Even with the rise in eInvoicing and electronic B2B payments, disconnects, miscommunication and erroneous transactions plague the accounts payable department. Finding where those errors are via manual auditing can be a headache, too.
Supply chain management company APEX Analytix recently released a new solution, APEX Archimedes, that aims to not only automate the AP recovery audit process, but to enhance its capabilities via machine learning, artificial intelligence and other next-generation technologies. Danny Thompson, senior vice president of market and product strategy at APEX Analytix, recently spoke with PYMNTS to explain why such tools are necessary to solve a frequent problem.
“There are a lot of really common mistakes,” he said, alluding to errors in accounts payable that can lead to either overpaying suppliers or, in many cases, even paying them twice. According to Thompson, those mistakes have a variety of factors behind them.
The most common, he said, is that a single vendor will land on multiple vendor master files. When an invoice from one of these vendors is sent and processed in the AP department, it may get processed against one copy of the vendor master; if that vendor sends another invoice, it could get processed against the other vendor master, meaning the same invoice may be in the system and get paid without anyone catching it.
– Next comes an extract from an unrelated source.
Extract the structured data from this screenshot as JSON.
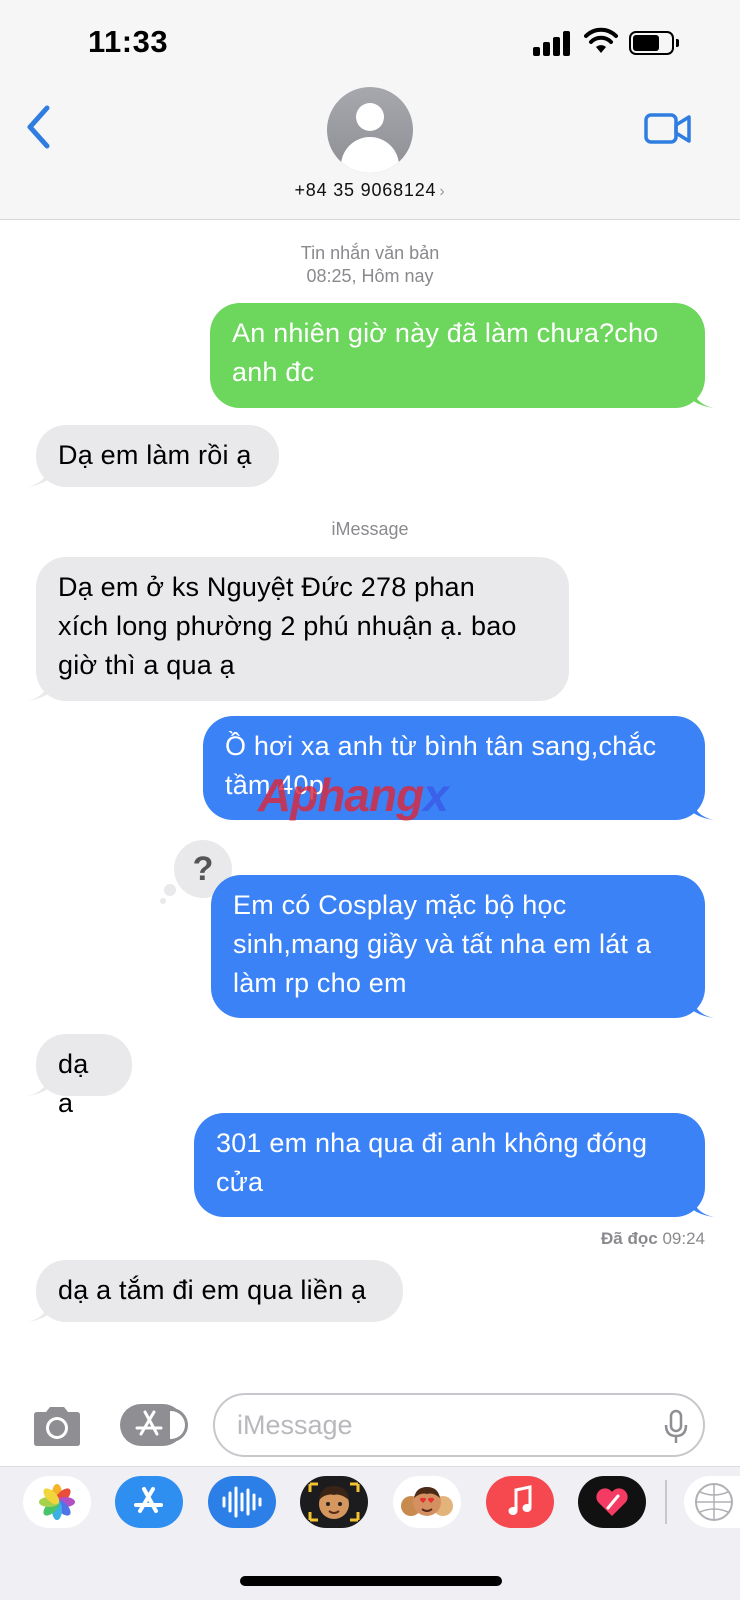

“We think roughly 30 percent of duplicate payments are the result of some sort of vendor master issue, either as a duplicate vendor or some other error associated with vendor master,” the executive explained.
One reason why it’s so difficult for an AP department to catch a duplicate invoice is that they aren’t always exact copies of each other.
“If a supplier has set up electronic invoicing but they also send through a paper invoice,” for instance, Thompson said. Or, if a supplier with access to a client’s supplier portal doesn’t see their own bill in the system yet, or if they haven’t been paid by the agreed-upon date, that vendor will often send an invoice again. But that duplicate invoice may have a different date on it, or a different invoice number – and any information on the document that’s changed means ERP or other software solutions may not always pick up that it’s a bill already in the system.
In yet another way, Thompson explained, that a company may overpay a vendor, there are instances in which a supplier sends a summary statement of outstanding balances, but the AP department may actually process that as an entirely new bill.
If a company has recently gone through some type of merger, or if their back-end systems are being upgraded and consolidated, a bill may live in two ERP systems and see duplicate payment in that way too.
There are even cases, he added, in which a supplier will send fraudulent invoices in hopes of getting paid extra, ”but they are very rare,” Thompson noted. “These are mostly just errors.”
Clearly, there is a lot of room for error. Recent research from Tipalti found that this is an especially large problem for companies that are operating with suppliers across borders.
In order to prevent AP professionals from having to manually go through troves of invoice data and match them with finances, APEX is deploying machine learning, artificial intelligence and other data analytics capabilities that can identify overpayments.
Basic analytics tools won’t always cut it, Thompson said, because sometimes key information can be found buried within conversational emails or in supplier contracts that can’t be easily identified and aggregated. In these cases, APEX uses IBM Watson to be able to capture this type of information from natural language more efficiently, he explained.
“I think the real value of deploying machine learning in this process is the value it brings to processing large amounts of data,” he said, adding that audits can often involve assessing data from a couple of years worth of invoices, supplier contracts and contact information, and other documents. AEPX uses the information found within its own clients’ systems, in addition to APEX’s own collected data, meaning something as straight-forward as identifying which supplier contact information is the best to use can be automated.
Even automating the data matching or reconciliation process can miss errors, Thompson noted. AP departments must go further, and machine learning, AI and other sophisticated technologies can get them there.
“What we’re doing with machine learning is doing some more sophisticated scoring of suppliers and invoices,” he explained. “We’re looking at a lot of characteristics of those transactions that we see are common across invoice and suppliers that result in claims. There are so many different characteristics of a supplier that can be taken into account other than just a direct comparison of invoice-to-invoice or invoice-to-contract.”